MEXICO CITY (Reuters) - Mexican marines may have killed the leader of the brutal Zetas drug cartel in a gun battle in northern Mexico, in what would be one of the biggest victories yet in the government's six-year war on organized crime.
The Navy said late on Monday there was "strong evidence" Heriberto Lazcano had been killed in a firefight with marines in the northern state of Coahuila on Sunday afternoon.
If the death of Lazcano, alias "The Executioner," is confirmed, he would be the most powerful capo to fall in President Felipe Calderon's military offensive on the gangs.
The Zetas, considered one of the two most powerful drug gangs in Mexico, have perpetrated some of the most sickening acts seen in the country's drug war that has killed about 60,000 people during Calderon's term.
Two suspected Zetas gang members who attacked the marines with grenades from a moving car were killed in the gunfight and initial forensic tests suggested one of the bodies was the former soldier Lazcano, the Navy said in a statement.
Lazcano, or "Z-3" is one of Mexico's most wanted men and U.S. authorities have offered a reward of up to $5 million for his capture. Only Joaquin "Shorty" Guzman, boss of the Sinaloa Cartel, would represent a bigger prize to the government.

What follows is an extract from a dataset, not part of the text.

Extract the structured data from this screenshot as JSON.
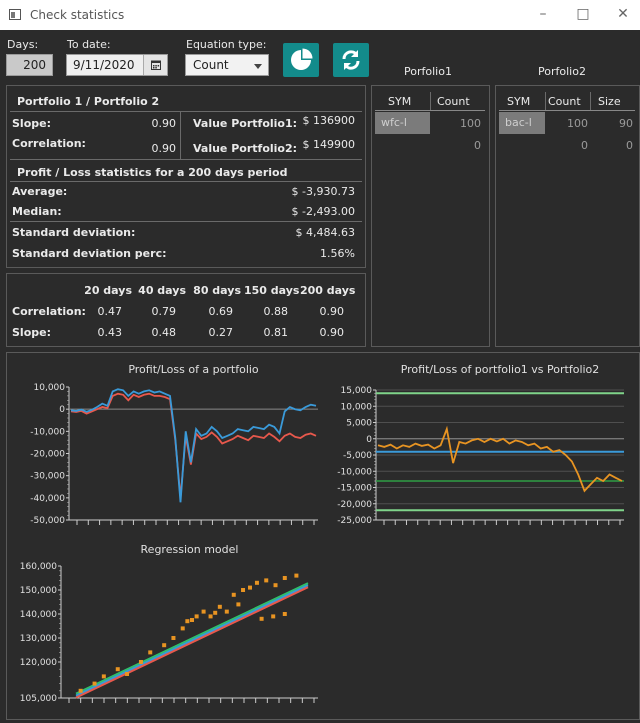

Alberto Islas, a security expert at consultancy Risk Evaluation, said if Lazcano's death is confirmed, it would prompt a bloody struggle for control of areas dominated by the Zetas, like the northern industrial city of Monterrey.
The army had stepped up patrols in Coahuila after the killing last week of the son of the former chairman of the country's most powerful political party, the Institutional Revolutionary Party, or PRI.
Investigators said the murder of Jose Eduardo Moreira, who was also the nephew of the Coahuila state governor, may have been a revenge attack by the Zetas against the family for losses the gang suffered in a recent clash with security forces.
Moreira's death caused a political outcry and demands for his killers to be brought to justice.
The Zetas were formed by a band of army deserters who acted as enforcers for the Gulf Cartel before breaking away in 2010 to fight a bloody turf war with their former bosses and other drug gangs, including Guzman's powerful Sinaloa Cartel.
Under Lazcano's leadership, the Zetas grew into a gang of more than 10,000 gunmen with operations stretching from the Rio Grande, on the border with Texas, to deep into Central America.
Their rapid expansion has displaced Mexico's older cartels in many areas, giving them a dominant position in the multi-billion-dollar cross-border drug trade, as well as extortion, kidnapping and other criminal businesses.
The Zetas gang had recently appeared to be rupturing due to disputes among leading gang members. A longstanding rivalry between Lazcano and his deputy Miguel Trevino, alias "Z-40," exploded into violence in recent months.
While Mexico's government and rival gangs may welcome the death of Lazcano, a battle for control of the Zetas could become a major headache for President-elect Enrique Pena Nieto of the PRI, who takes office on December 1.
Since 2009, government troops have caught or killed more than 20 major drug lords. Senior Zetas boss Ivan Velazquez, also known as "El Taliban" or "Z-50", and Gulf Cartel head Jorge Costilla, alias "El Coss," were both captured last month.
Mexican officials arrested on Saturday the alleged Zetas leader in Tamaulipas state, who is believed to be responsible for the murders in 2010 of dozens of migrants and an American who was killed as he jet skied on a lake on the Texas-Mexico border.
Reporting by Michael O'Boyle; Editing by Dave Graham and Andrew Heavens